A small cabin rests within the Valles Caldera

Rob Dixon, Recreation Program Manager said, “We keep the numbers of visitors small so you’ll feel like you have the place to yourself. This means you can really experience a sense of solitude. I’m sure you’ll find the visit unlike any other you’ve had in a park or national forest.” I was impressed with the park and the dedicated staff. Let’s hope this type of national  preservation program works.

Park Service Junior Rangers Defend the Fort in St. Augustine

Touring Castillo de San Marcos National Monument

Entering Castillo de San Marcos National Monument
Entering Castillo de San Marcos National Monument

Got house guests? Bet you have a favorite place to share with out of town visitors. During my childhood days in Arlington, Virginia, we took friends and family to Mount Vernon.  When I moved near Philadelphia, the choice became the Liberty Bell or the Franklin Institute. Now that I reside in Jacksonville, Florida, I venture to nearby St. Augustine and tour a National Park site-Castillo de San Marcos.

St. Augustine, founded in 1565, holds the honor of being America’s oldest city and the fort (Castillo de San Marcos) remains the oldest fortification. Walls of coquina blocks (compressed shells) surround the bastion which has withstood numerous bombardments, sieges and hurricanes during its 335 year-old history.  Each time I return, I learn something new.

Recently I invited my two oldest grandchildren, RJ, age seven and Kyra who is five, and their Mom, while they were here for Camp Lander (their holidays to Florida).  RJ wanted to become a Park Service  Junior Ranger, which he would report to his Boy Scout troop, and Kyra wasn’t about to be ignored.

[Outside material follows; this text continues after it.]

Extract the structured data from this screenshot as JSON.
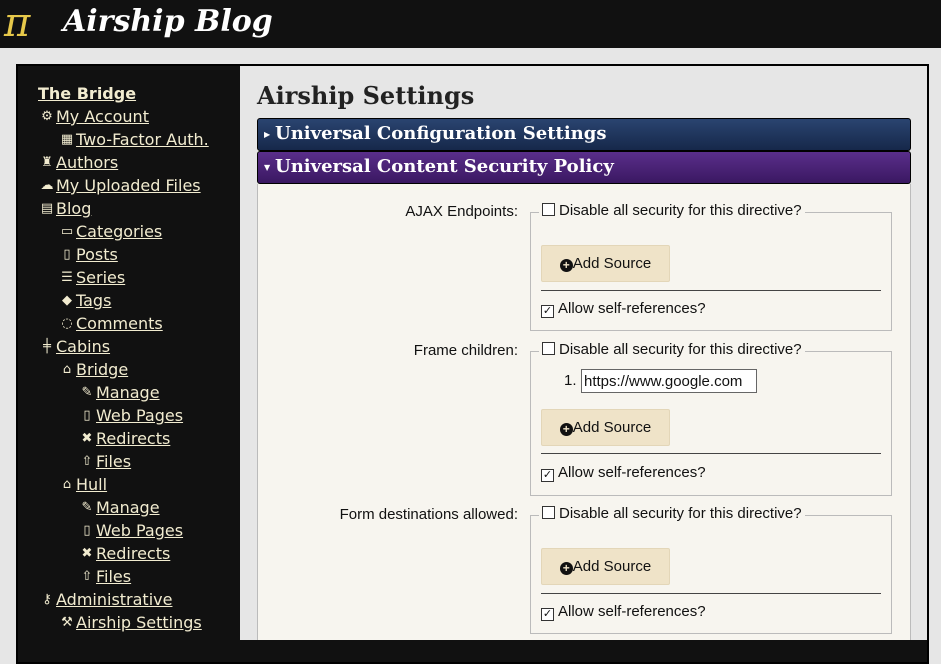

RJ and Kyra with the Park Service Ranger
RJ and Kyra with the Park Service Ranger

We entered the fortress via a drawbridge through the Sally Port, the only way in and out and passed below the portcullis. We stopped at the Ranger station and the kids were given an activity book to complete and return.

The booklet included a guided tour which pointed out the important artifacts in each area. To be completely honest, I wish they gave these brochures to everyone because the information proves very helpful.

RJ and Kyra had to fill in the blanks, answer true-false questions, match pictures of objects with corresponding parts and organize steps in the proper timeline. They also had to find and ask a volunteer and a Ranger questions about their job. Lastly, they wrote their own opinion about the place.

We watched a video, inspected supply rooms used for food storage, gunpowder, cannonballs, troop quarters, and the all important “necessary”.  We climbed up to the gun deck and saw canons and watchtowers, as well as enjoyed the view of the harbor.

When our self-guided tour was complete, we listened to an animated talk given by a Park Ranger in authentic Spanish dress. Then, the children submitted the completed booklets, their answers were checked and they were asked to take the Junior Ranger Pledge.

Taking the Jr Ranger Pledge
Taking the Jr Ranger Pledge

“I, (fill in name), am proud to be a National Park Service Junior Ranger. I promise to appreciate, respect, and protect all national parks. I also promise to continue learning about the landscape, plants, animals and history of these special places. I will share what I learn with my friends and family.”

The process was pretty impressive and elicited big smiles as they received their badges.  I’ll take that pledge,too, if I can become a Junior Ranger.

Then, we headed off for ice cream cones! What a joy for me, as a grandparent, to share my love of history and one of my favorite destinations.


Junior Ranger programs are offered at about 286 of the 388 national parks, in collaboration with local school districts and community organizations. Go online to The Ranger Zone (http://www.nps.gov/learn/juniorranger.cfm) to check out individual parks for information about a specific program.

Debi within Castillo de San Marcos
Debi within Castillo de San Marcos